# YOUR OBJECTIVE:
Work through the entries below and report how many lines include "JSON". The number alone is the answer.

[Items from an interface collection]
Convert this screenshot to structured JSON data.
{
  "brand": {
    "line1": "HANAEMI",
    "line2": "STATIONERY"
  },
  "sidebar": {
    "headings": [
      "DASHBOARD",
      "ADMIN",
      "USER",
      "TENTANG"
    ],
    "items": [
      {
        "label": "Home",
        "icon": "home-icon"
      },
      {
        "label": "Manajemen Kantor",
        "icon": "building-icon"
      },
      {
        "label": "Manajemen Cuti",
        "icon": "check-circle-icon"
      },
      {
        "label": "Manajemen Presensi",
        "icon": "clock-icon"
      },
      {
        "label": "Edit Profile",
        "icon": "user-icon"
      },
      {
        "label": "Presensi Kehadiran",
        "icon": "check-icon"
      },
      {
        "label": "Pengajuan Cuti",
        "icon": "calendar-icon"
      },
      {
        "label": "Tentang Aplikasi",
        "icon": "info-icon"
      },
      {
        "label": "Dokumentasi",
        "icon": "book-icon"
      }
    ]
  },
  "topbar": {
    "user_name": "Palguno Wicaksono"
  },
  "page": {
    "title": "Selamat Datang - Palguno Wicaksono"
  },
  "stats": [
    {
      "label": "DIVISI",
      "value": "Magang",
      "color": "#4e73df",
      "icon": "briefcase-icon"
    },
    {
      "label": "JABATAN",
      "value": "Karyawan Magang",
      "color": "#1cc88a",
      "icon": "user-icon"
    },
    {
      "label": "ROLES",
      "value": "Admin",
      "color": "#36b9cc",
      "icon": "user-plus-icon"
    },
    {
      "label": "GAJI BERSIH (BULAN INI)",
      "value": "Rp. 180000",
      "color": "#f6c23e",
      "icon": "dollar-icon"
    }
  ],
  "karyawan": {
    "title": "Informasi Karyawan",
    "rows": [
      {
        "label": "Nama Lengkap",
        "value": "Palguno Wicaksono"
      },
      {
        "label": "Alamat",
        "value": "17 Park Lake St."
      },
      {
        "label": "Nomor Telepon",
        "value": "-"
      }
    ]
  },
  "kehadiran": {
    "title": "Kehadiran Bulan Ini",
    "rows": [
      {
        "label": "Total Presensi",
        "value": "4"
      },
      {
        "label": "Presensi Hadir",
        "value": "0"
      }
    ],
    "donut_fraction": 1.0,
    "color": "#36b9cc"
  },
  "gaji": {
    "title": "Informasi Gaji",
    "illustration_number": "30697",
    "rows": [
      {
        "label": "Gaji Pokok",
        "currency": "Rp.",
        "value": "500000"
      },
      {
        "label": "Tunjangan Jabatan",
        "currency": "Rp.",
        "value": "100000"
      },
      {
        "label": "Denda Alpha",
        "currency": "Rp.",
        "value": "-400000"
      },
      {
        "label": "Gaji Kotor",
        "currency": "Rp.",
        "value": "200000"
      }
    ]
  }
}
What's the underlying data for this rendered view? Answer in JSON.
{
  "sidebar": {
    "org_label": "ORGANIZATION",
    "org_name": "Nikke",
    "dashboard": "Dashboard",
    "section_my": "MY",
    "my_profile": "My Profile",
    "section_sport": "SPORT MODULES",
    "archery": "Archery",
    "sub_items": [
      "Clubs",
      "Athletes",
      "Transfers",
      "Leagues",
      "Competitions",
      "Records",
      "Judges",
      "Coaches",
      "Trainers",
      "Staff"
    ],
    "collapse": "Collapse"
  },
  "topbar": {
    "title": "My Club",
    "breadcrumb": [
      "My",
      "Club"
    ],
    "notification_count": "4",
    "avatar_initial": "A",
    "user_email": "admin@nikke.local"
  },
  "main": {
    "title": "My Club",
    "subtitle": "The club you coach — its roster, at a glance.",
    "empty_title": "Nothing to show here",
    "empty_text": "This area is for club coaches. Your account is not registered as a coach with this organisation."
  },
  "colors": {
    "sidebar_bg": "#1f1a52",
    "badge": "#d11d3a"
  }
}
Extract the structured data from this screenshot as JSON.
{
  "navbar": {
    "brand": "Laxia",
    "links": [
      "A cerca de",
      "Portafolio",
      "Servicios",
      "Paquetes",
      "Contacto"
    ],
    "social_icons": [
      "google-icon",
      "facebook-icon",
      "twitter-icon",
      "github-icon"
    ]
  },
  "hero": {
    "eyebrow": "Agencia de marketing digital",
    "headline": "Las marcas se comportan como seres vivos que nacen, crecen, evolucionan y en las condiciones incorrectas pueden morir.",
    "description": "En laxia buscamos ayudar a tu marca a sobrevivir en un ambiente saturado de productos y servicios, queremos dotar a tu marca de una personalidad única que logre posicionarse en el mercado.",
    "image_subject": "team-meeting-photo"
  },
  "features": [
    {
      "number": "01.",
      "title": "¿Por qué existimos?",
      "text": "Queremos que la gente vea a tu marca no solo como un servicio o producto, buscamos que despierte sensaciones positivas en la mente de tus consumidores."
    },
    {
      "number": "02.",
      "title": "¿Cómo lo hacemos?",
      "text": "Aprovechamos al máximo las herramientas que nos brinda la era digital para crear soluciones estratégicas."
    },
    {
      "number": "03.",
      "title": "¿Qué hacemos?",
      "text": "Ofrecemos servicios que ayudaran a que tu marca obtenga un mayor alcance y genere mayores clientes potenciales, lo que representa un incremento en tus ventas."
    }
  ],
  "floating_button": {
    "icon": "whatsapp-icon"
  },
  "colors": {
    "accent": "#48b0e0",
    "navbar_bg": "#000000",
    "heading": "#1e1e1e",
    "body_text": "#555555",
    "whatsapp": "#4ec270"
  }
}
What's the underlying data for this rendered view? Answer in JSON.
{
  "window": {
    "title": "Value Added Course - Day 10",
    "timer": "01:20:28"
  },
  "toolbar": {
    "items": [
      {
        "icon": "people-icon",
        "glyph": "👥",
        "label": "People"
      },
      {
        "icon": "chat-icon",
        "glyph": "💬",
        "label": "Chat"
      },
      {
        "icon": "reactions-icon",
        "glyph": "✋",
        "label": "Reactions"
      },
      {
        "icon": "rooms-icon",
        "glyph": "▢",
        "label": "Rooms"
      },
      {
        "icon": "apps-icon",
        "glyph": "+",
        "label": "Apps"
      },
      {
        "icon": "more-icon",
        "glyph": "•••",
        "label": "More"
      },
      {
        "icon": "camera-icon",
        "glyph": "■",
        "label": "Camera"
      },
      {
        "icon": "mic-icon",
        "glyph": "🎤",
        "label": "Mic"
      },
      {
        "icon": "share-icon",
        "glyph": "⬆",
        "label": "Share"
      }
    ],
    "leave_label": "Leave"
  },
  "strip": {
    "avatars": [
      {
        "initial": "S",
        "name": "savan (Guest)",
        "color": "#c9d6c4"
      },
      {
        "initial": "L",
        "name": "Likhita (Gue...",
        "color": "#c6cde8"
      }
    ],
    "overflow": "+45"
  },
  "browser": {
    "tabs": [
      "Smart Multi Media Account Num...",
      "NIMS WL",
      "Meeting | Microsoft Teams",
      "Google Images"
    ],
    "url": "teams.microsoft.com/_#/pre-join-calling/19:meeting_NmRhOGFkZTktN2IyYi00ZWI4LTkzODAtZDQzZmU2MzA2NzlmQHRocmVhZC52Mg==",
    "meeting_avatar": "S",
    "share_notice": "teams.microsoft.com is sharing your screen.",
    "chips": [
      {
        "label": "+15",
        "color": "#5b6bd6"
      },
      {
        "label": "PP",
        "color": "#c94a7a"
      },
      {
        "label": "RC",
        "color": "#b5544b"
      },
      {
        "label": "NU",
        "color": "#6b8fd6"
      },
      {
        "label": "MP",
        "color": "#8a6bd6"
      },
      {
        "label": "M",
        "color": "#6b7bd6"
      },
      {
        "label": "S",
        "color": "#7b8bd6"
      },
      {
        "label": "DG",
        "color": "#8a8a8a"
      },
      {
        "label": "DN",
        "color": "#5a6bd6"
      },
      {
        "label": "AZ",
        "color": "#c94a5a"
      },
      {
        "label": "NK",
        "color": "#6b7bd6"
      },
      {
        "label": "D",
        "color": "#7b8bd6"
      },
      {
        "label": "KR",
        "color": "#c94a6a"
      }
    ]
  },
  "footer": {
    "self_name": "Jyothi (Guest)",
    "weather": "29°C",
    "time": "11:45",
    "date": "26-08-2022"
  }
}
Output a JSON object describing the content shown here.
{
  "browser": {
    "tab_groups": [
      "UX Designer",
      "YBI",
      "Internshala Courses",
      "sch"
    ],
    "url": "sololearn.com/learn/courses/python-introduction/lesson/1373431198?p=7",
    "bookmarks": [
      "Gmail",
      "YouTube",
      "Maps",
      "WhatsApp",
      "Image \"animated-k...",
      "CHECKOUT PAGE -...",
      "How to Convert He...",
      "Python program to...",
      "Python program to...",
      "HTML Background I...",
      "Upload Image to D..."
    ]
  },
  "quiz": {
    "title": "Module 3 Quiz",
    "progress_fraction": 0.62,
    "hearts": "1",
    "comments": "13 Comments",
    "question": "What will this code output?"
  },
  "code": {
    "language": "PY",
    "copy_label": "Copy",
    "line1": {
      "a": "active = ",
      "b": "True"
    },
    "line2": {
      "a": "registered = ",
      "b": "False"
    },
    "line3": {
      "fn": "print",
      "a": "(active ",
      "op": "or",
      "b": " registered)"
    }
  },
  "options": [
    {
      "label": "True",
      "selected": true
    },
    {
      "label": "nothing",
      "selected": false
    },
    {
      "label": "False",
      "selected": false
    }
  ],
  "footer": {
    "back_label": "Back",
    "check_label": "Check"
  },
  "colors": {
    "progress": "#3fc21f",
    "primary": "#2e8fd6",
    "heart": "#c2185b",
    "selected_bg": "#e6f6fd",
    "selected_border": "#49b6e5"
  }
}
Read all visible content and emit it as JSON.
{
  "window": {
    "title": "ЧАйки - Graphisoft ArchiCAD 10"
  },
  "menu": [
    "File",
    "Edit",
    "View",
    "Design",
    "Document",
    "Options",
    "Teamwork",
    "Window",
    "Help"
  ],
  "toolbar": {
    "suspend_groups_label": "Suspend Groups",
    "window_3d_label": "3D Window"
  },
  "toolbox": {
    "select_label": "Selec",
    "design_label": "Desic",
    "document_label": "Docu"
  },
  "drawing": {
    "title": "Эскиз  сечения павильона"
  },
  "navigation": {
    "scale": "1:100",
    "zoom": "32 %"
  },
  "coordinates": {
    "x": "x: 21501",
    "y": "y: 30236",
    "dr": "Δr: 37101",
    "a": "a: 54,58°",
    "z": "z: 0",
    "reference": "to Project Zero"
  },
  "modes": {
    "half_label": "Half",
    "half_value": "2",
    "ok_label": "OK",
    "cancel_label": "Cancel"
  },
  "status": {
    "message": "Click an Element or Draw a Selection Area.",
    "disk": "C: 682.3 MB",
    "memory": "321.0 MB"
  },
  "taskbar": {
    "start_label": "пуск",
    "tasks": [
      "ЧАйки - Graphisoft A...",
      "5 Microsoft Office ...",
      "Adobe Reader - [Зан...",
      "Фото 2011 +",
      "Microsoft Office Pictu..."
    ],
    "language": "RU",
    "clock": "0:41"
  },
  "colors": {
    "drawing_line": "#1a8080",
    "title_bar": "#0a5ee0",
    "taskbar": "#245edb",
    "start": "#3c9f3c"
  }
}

# RESPONSE:
6